- 13.2.3 Oöcyte resorption.
- 13.2.4 Transmission of bacteroids.
- 13.2.5 Ovulation and oviposition.
- 13.3 Male reproductive system.
- 13.3.1 Morphology of the testis and sperm ducts.
- 13.3.2 Spermatogenesis.
- 13.3.3 Sperm storage.
- 13.3.4 Sperm motility.
- 13.3.5 Accessory sex glands and their functions.
- 13.3.6 Mechanisms controlling sexual maturation and reproduction in the male.
- 14. Pheromones and Behaviour.
- 14.1 Introduction.
- 14.2 Orientation.
- 14.2.1 Positional orientation.
- 14.2.2 Object orientation.
- 14.3 Courtship.
- 14.3.1 Analysis of courtship behaviour.
- 14.3.2 Bioassay of female sex pheromone.
- 14.4 Agonism.
- 14.5 Aggregation.
- 14.6 Learning.
- 14.7 Conclusion.
- 15. Embryonic and Post-Embryonic Development.
- 15.1 Introduction.
- 15.2 Embryogenesis.
- 15.2.1 Determination and regulation.
- 15.2.2 Induction.
- 15.3 The ootheca.
- 15.4 Culture of intact embryos ex-ovo.
- 15.5 Embryonic behaviour development.
- 15.6 Eclosion and hatching.
- 15.7 Tissue culture of the embryonic nervous system.
- 15.8 Conclusion.
- 16. Regeneration.
- 16.1 Introduction.
- 16.2 Tissues with regenerative potential.
- 16.2.1 Epidermal structures.
- 16.2.2 Internal tissues.
- 16.2.3 Regenerative fields.
- 16.3 Phenomenology of limb regeneration.
- 16.3.1 Faithfulness of regeneration.
- 16.3.2 Moulting delay.
- 16.3.3 Synchronization of moulting.
- 16.3.4 The regenerative process.
- 16.4 Regulation of regeneration.
- 16.4.1 Role of nerves.
- 16.4.2 Role of hormones.
- 16.5 Unified model.
- 16.5.1 Systems involved.
- 16.5.2 Interactions of the systems.
- 16.6 Conclusion.- References.- Species Index.

Innenansichten

/
EAN: 9780412161407
ISBN: 0412161400
Untertitel: 1981. Auflage.
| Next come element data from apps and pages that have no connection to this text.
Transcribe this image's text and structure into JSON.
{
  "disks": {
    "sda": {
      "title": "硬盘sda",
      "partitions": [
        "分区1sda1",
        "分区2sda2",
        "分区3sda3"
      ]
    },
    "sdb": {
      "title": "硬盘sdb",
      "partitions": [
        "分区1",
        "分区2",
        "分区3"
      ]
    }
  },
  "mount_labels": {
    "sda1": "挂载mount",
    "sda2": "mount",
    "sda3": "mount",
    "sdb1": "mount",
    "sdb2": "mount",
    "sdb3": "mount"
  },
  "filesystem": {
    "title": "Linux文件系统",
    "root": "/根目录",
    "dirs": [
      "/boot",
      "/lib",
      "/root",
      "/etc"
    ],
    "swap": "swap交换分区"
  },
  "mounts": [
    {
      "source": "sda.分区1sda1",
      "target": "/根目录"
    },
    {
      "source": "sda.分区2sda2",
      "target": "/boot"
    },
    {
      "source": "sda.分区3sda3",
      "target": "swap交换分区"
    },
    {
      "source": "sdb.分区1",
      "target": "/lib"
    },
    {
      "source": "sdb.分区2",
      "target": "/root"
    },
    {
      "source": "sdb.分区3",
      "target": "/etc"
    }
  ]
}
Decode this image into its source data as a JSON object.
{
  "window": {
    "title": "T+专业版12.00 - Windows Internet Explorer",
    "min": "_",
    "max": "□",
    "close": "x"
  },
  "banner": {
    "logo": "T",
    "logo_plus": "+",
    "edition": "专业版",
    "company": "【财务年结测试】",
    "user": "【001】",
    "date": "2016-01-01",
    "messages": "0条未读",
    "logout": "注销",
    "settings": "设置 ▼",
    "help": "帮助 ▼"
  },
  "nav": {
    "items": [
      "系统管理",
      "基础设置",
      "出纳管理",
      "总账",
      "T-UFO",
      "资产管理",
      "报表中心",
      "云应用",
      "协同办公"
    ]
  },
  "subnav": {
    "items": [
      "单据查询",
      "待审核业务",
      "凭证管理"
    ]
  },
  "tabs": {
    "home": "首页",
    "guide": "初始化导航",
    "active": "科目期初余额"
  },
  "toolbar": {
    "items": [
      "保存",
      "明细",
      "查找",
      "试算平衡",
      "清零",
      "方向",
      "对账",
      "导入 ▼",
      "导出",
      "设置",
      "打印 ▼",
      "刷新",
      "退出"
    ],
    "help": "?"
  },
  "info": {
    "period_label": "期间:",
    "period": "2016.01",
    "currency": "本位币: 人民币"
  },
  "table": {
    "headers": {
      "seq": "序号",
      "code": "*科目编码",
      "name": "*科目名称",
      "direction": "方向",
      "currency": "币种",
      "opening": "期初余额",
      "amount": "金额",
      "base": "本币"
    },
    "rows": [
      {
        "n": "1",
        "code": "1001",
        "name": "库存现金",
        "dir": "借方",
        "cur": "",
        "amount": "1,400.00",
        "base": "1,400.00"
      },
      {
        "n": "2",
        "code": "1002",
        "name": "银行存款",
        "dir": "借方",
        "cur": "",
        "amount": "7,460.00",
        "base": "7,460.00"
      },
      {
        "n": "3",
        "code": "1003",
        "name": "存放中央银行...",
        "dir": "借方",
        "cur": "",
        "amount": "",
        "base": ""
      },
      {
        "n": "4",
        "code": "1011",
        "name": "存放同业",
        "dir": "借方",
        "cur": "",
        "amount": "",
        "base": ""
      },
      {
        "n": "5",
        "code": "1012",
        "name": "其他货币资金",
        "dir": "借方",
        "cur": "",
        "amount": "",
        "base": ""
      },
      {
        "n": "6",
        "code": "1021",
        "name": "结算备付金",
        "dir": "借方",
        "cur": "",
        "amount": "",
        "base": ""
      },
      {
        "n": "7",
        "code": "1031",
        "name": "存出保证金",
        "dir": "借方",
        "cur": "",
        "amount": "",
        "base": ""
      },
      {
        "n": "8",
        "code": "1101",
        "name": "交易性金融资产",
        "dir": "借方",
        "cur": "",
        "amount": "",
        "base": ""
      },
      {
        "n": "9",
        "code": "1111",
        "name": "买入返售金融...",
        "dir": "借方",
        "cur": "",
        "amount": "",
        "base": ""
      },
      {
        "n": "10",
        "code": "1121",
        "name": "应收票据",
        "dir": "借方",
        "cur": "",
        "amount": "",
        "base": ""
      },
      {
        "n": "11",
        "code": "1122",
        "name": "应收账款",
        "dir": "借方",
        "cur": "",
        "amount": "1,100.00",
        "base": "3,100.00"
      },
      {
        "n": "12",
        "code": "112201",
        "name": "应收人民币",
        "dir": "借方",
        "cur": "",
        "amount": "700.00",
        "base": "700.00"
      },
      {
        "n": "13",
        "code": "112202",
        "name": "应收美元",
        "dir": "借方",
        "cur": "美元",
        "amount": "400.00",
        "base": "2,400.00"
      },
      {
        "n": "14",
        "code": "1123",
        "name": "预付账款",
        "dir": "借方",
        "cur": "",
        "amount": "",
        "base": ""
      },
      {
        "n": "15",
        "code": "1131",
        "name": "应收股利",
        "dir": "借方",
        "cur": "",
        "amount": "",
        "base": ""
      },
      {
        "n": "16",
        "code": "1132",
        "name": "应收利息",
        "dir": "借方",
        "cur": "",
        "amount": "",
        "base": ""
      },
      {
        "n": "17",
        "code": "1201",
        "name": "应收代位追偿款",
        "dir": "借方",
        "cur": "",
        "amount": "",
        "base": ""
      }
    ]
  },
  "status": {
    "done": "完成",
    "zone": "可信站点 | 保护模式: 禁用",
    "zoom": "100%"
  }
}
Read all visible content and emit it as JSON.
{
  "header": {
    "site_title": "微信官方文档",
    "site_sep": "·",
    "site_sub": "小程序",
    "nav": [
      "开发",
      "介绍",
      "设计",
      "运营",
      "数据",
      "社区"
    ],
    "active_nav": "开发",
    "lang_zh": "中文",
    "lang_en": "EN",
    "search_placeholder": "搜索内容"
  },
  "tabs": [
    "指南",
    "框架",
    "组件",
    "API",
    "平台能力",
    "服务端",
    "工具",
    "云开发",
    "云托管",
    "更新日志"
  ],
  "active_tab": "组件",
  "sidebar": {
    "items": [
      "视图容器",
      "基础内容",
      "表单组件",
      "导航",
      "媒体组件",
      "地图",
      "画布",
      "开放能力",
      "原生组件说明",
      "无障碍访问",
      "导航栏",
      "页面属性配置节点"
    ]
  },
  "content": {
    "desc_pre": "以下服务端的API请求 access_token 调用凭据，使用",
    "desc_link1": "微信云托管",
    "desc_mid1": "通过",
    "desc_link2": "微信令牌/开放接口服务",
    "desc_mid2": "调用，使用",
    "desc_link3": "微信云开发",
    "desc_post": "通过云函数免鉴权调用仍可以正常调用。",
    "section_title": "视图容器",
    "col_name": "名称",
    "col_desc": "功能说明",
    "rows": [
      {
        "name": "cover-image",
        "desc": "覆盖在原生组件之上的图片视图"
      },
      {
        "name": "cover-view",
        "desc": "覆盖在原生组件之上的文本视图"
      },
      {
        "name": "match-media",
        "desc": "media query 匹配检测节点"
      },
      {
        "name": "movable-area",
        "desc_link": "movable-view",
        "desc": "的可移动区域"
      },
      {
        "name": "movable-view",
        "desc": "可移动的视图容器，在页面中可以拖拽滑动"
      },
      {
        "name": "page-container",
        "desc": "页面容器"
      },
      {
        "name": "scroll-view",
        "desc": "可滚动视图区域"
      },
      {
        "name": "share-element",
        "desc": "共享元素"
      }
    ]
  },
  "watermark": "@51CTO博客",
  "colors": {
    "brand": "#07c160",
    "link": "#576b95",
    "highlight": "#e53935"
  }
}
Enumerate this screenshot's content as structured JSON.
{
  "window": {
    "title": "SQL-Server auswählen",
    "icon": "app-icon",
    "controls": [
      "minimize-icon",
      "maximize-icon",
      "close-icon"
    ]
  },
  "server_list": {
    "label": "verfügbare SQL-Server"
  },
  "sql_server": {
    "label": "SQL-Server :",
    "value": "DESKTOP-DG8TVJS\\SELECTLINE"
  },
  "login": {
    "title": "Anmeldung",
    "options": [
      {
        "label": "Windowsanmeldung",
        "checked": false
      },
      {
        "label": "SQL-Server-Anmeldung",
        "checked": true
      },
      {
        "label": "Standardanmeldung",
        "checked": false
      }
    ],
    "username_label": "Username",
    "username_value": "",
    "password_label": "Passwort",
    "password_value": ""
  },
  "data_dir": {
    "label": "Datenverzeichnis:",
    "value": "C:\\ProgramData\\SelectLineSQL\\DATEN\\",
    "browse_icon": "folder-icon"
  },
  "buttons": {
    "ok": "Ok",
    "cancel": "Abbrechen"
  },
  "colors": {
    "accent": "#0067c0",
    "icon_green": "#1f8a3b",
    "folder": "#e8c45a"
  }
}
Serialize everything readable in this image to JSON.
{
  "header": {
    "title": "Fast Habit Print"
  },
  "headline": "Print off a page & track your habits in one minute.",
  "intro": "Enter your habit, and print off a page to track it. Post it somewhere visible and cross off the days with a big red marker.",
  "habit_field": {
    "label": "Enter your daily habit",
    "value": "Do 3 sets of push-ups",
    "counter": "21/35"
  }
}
Book. Sprache: Englisch.
Verlag: Springer
Erscheinungsdatum: Dezember 1981
Seitenanzahl: 552 Seiten
Format: gebunden
Es gibt zu diesem Artikel noch keine Bewertungen.Kundenbewertung schreiben